There’s still no access to the fire-ravaged city of Fort McMurray, but displaced residents – some of whom fled directly from the flames – are now learning what they’re covered for in a worst-case scenario. However, the question remains – will homeowners choose to move back into the city once they have their insurance cheques in hand?
Economic conditions have been rocky in the oil sands-dependent region as commodity prices have plunged, leading to mass industry layoffs and a steep downturn in real estate prices. It is possible former residents will choose a cash payout rather than undergo the rebuilding – and potential sale – of their homes, according to Paul MacDonald, vice president of claims at RSA.
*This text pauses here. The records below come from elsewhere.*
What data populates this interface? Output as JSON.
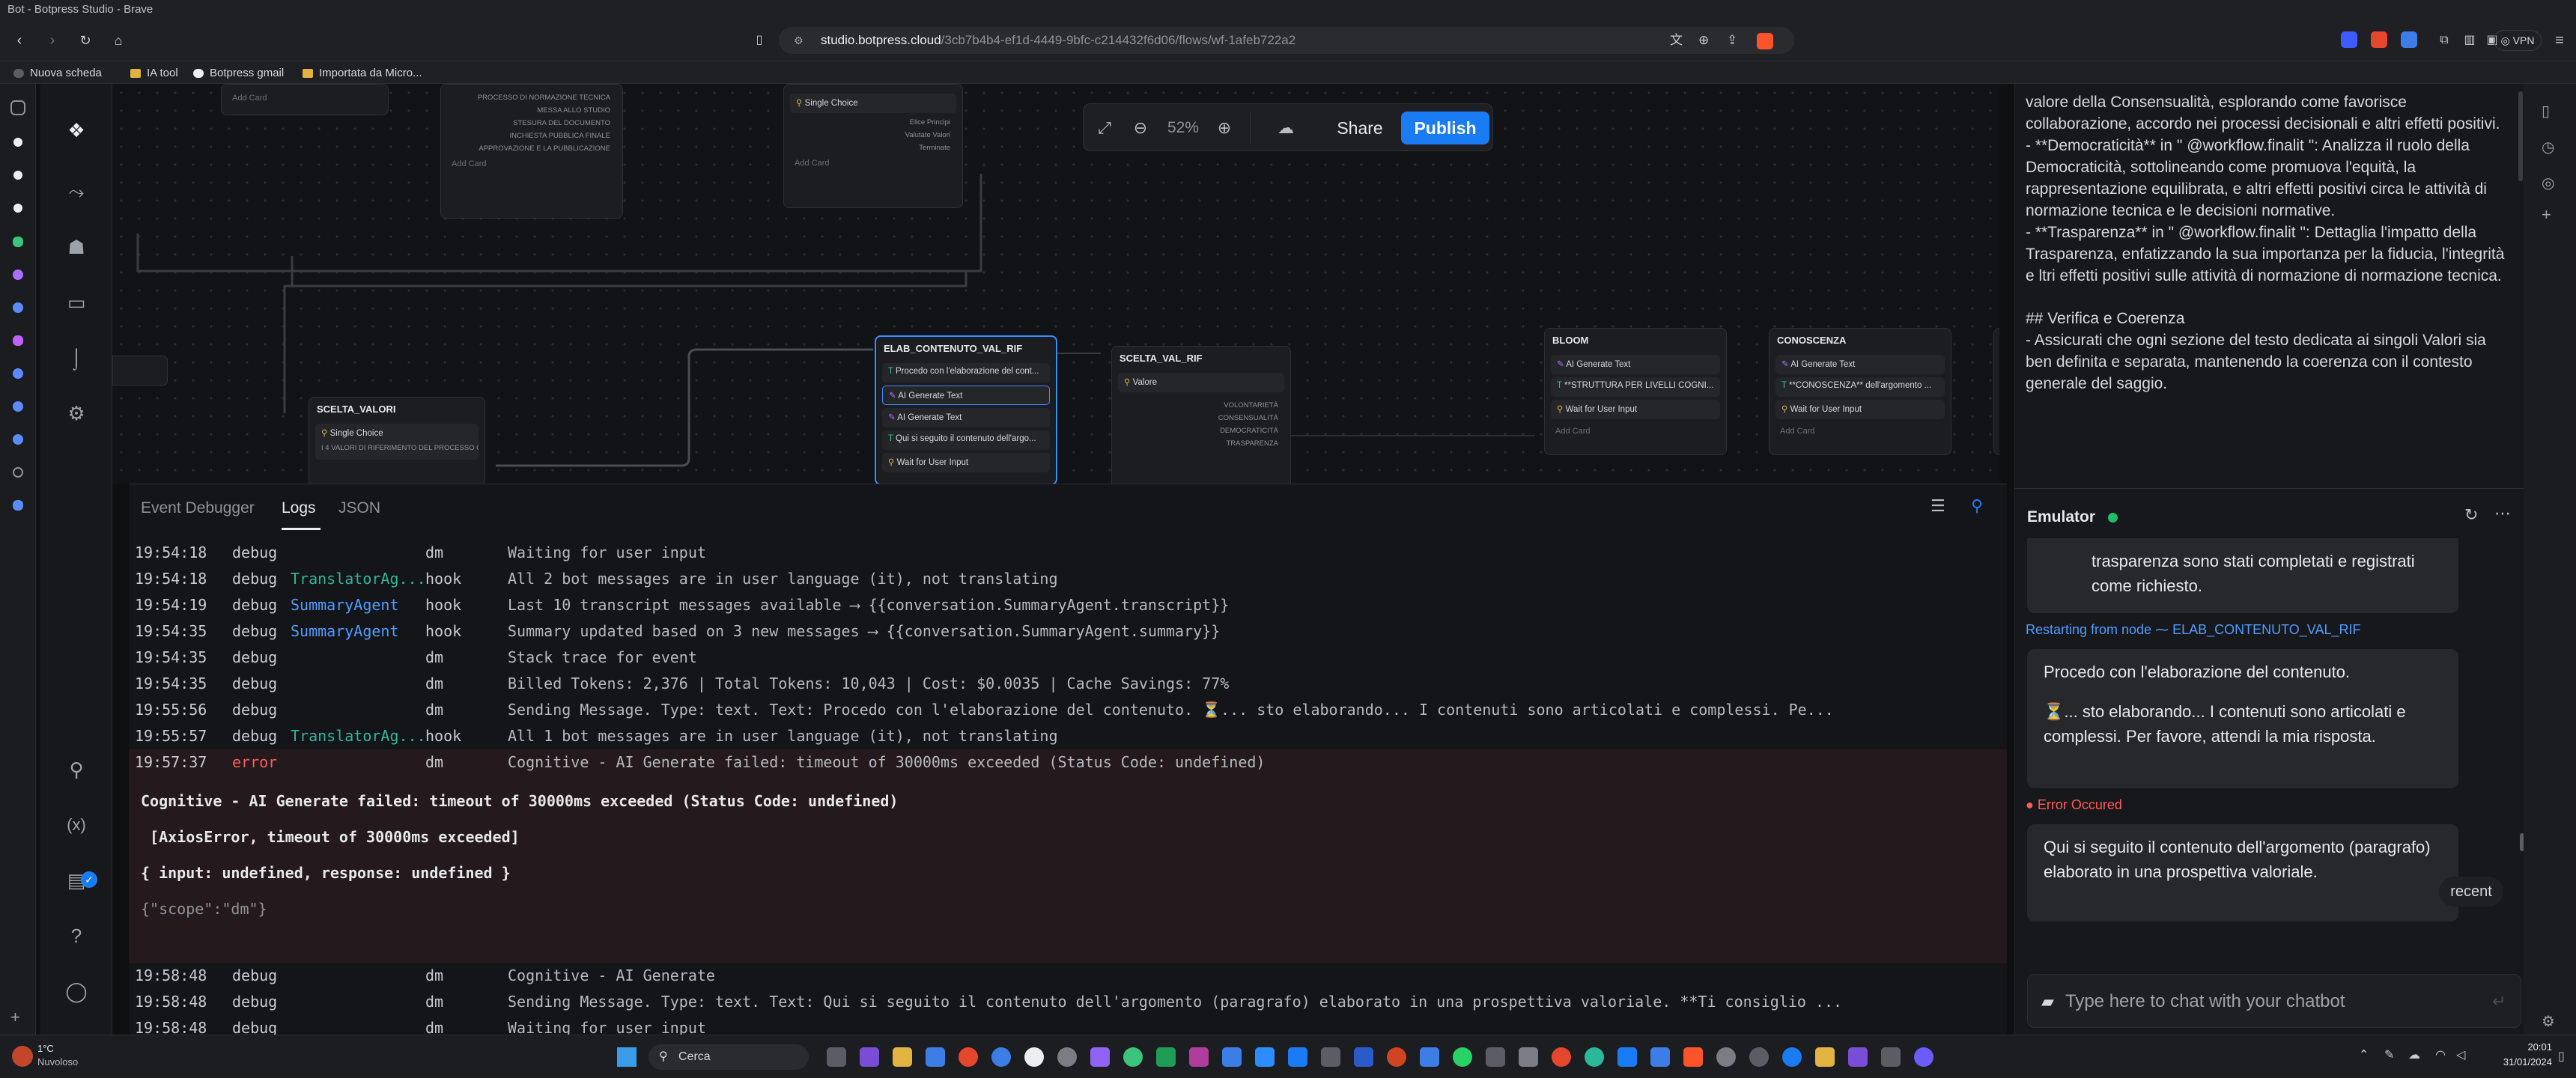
{
  "window": {
    "title": "Bot - Botpress Studio - Brave"
  },
  "browser": {
    "url_host": "studio.botpress.cloud",
    "url_path": "/3cb7b4b4-ef1d-4449-9bfc-c214432f6d06/flows/wf-1afeb722a2",
    "vpn_label": "VPN",
    "bookmarks": [
      "Nuova scheda",
      "IA tool",
      "Botpress gmail",
      "Importata da Micro..."
    ]
  },
  "toolbar": {
    "zoom": "52%",
    "share_label": "Share",
    "publish_label": "Publish"
  },
  "canvas": {
    "nodes": {
      "top_left": {
        "add": "Add Card"
      },
      "processi": {
        "outputs": [
          "PROCESSO DI NORMAZIONE TECNICA",
          "MESSA ALLO STUDIO",
          "STESURA DEL DOCUMENTO",
          "INCHIESTA PUBBLICA FINALE",
          "APPROVAZIONE E LA PUBBLICAZIONE"
        ],
        "add": "Add Card"
      },
      "single_choice_top": {
        "card": "Single Choice",
        "outputs": [
          "Elice Principi",
          "Valutate Valori",
          "Terminate"
        ],
        "add": "Add Card"
      },
      "scelta_valori": {
        "title": "SCELTA_VALORI",
        "card": "Single Choice",
        "sub": "I 4 VALORI DI RIFERIMENTO DEL PROCESSO O..."
      },
      "elab": {
        "title": "ELAB_CONTENUTO_VAL_RIF",
        "cards": [
          "Procedo con l'elaborazione del cont...",
          "AI Generate Text",
          "AI Generate Text",
          "Qui si seguito il contenuto dell'argo...",
          "Wait for User Input"
        ]
      },
      "scelta_val_rif": {
        "title": "SCELTA_VAL_RIF",
        "card": "Valore",
        "outputs": [
          "VOLONTARIETÀ",
          "CONSENSUALITÀ",
          "DEMOCRATICITÀ",
          "TRASPARENZA"
        ]
      },
      "bloom": {
        "title": "BLOOM",
        "cards": [
          "AI Generate Text",
          "**STRUTTURA PER LIVELLI COGNI...",
          "Wait for User Input"
        ],
        "add": "Add Card"
      },
      "conoscenza": {
        "title": "CONOSCENZA",
        "cards": [
          "AI Generate Text",
          "**CONOSCENZA** dell'argomento ...",
          "Wait for User Input"
        ],
        "add": "Add Card"
      }
    }
  },
  "logs": {
    "tabs": [
      "Event Debugger",
      "Logs",
      "JSON"
    ],
    "rows_before": [
      {
        "time": "19:54:18",
        "level": "debug",
        "agent": "",
        "source": "dm",
        "message": "Waiting for user input"
      },
      {
        "time": "19:54:18",
        "level": "debug",
        "agent": "TranslatorAg...",
        "source": "hook",
        "message": "All 2 bot messages are in user language (it), not translating"
      },
      {
        "time": "19:54:19",
        "level": "debug",
        "agent": "SummaryAgent",
        "source": "hook",
        "message": "Last 10 transcript messages available ⟶ {{conversation.SummaryAgent.transcript}}"
      },
      {
        "time": "19:54:35",
        "level": "debug",
        "agent": "SummaryAgent",
        "source": "hook",
        "message": "Summary updated based on 3 new messages ⟶ {{conversation.SummaryAgent.summary}}"
      },
      {
        "time": "19:54:35",
        "level": "debug",
        "agent": "",
        "source": "dm",
        "message": "Stack trace for event"
      },
      {
        "time": "19:54:35",
        "level": "debug",
        "agent": "",
        "source": "dm",
        "message": "Billed Tokens: 2,376 | Total Tokens: 10,043 | Cost: $0.0035 | Cache Savings: 77%"
      },
      {
        "time": "19:55:56",
        "level": "debug",
        "agent": "",
        "source": "dm",
        "message": "Sending Message. Type: text. Text: Procedo con l'elaborazione del contenuto. ⏳... sto elaborando... I contenuti sono articolati e complessi. Pe..."
      },
      {
        "time": "19:55:57",
        "level": "debug",
        "agent": "TranslatorAg...",
        "source": "hook",
        "message": "All 1 bot messages are in user language (it), not translating"
      }
    ],
    "error_row": {
      "time": "19:57:37",
      "level": "error",
      "source": "dm",
      "message": "Cognitive - AI Generate failed: timeout of 30000ms exceeded (Status Code: undefined)"
    },
    "error_detail": [
      "Cognitive - AI Generate failed: timeout of 30000ms exceeded (Status Code: undefined)",
      " [AxiosError, timeout of 30000ms exceeded]",
      "{ input: undefined, response: undefined }"
    ],
    "error_scope": "{\"scope\":\"dm\"}",
    "rows_after": [
      {
        "time": "19:58:48",
        "level": "debug",
        "agent": "",
        "source": "dm",
        "message": "Cognitive - AI Generate"
      },
      {
        "time": "19:58:48",
        "level": "debug",
        "agent": "",
        "source": "dm",
        "message": "Sending Message. Type: text. Text: Qui si seguito il contenuto dell'argomento (paragrafo) elaborato in una prospettiva valoriale. **Ti consiglio ..."
      },
      {
        "time": "19:58:48",
        "level": "debug",
        "agent": "",
        "source": "dm",
        "message": "Waiting for user input"
      },
      {
        "time": "19:58:49",
        "level": "debug",
        "agent": "TranslatorAg...",
        "source": "hook",
        "message": "All 1 bot messages are in user language (it), not translating"
      }
    ]
  },
  "markdown_panel": {
    "lines": [
      "valore della Consensualità, esplorando come favorisce collaborazione, accordo nei processi decisionali e altri effetti positivi.",
      "- **Democraticità**  in \" @workflow.finalit \": Analizza il ruolo della Democraticità, sottolineando come promuova l'equità, la rappresentazione equilibrata, e altri effetti positivi circa le attività di normazione tecnica e le decisioni normative.",
      "- **Trasparenza**  in \" @workflow.finalit \": Dettaglia l'impatto della Trasparenza, enfatizzando la sua importanza per la fiducia, l'integrità e ltri effetti positivi sulle attività di normazione di normazione tecnica.",
      "## Verifica e Coerenza",
      "- Assicurati che ogni sezione del testo dedicata ai singoli Valori sia ben definita e separata, mantenendo la coerenza con il contesto generale del saggio."
    ]
  },
  "emulator": {
    "title": "Emulator",
    "msg_prev": "trasparenza sono stati completati e registrati come richiesto.",
    "restart_note": "Restarting from node ⁓ ELAB_CONTENUTO_VAL_RIF",
    "msg_1_a": "Procedo con l'elaborazione del contenuto.",
    "msg_1_b": "⏳... sto elaborando... I contenuti sono articolati e complessi. Per favore, attendi la mia risposta.",
    "error_note": "Error Occured",
    "msg_2": "Qui si seguito il contenuto dell'argomento (paragrafo) elaborato in una prospettiva valoriale.",
    "recent_label": "recent",
    "input_placeholder": "Type here to chat with your chatbot"
  },
  "taskbar": {
    "weather_temp": "1°C",
    "weather_desc": "Nuvoloso",
    "search_label": "Cerca",
    "time": "20:01",
    "date": "31/01/2024"
  },
  "colors": {
    "accent": "#1a7cf5",
    "error": "#ff5b5b",
    "online": "#1fbf6a",
    "agent_summary": "#4f9dff",
    "agent_translator": "#2bb79a"
  }
}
Fortunately for evacuees, damage due to fire is covered in comprehensive home insurance policies - unlike the lack of overland flooding coverage many were surprised to learn they did not have during the mass floods that hit southern Alberta in 2013.
And, because the city was emptied due to a mandatory evacuation, residents are covered for incidental costs as well – a main area of focus for carriers and brokers at this early stage, says MacDonald.
“The most important things at this time are what we call additional living expenses, that the customers will incur from having to rent hotel rooms, having to get groceries, the fundamentals, as well as something called ‘loss of the use of vehicle’,” he says. “We’re being told that many of the customers left their vehicles behind and obviously if they’ll need some mode of transportation where they are.”
He added that now that residents have been effectively moved to safety, concern immediately shifts to what their coverage includes – a challenge when they can’t access their records.
“Fires are particularly problematic, because if you’re evacuated from your building and all your insurance contracts are in your house, obviously you can’t sit and review the contracts to determine what’s covered,” he says. “It is typically quite a panicked situation for customers, so this is about calmly explaining what the options are, trying to put some certainty around what to expect from the process.”
“They’re looking for information. They need money to help them bridge the gap and they start calling a variety of different insurance companies.”
Total damage from the fires has been forecasted to hit more than $9 billion, in what is the costliest environmental disaster in Canadian history.
“It’s an evolving situation and we’re still very much in early days,” says MacDonald. “As this progresses, there will be far more support in this area, once it stabilizes.”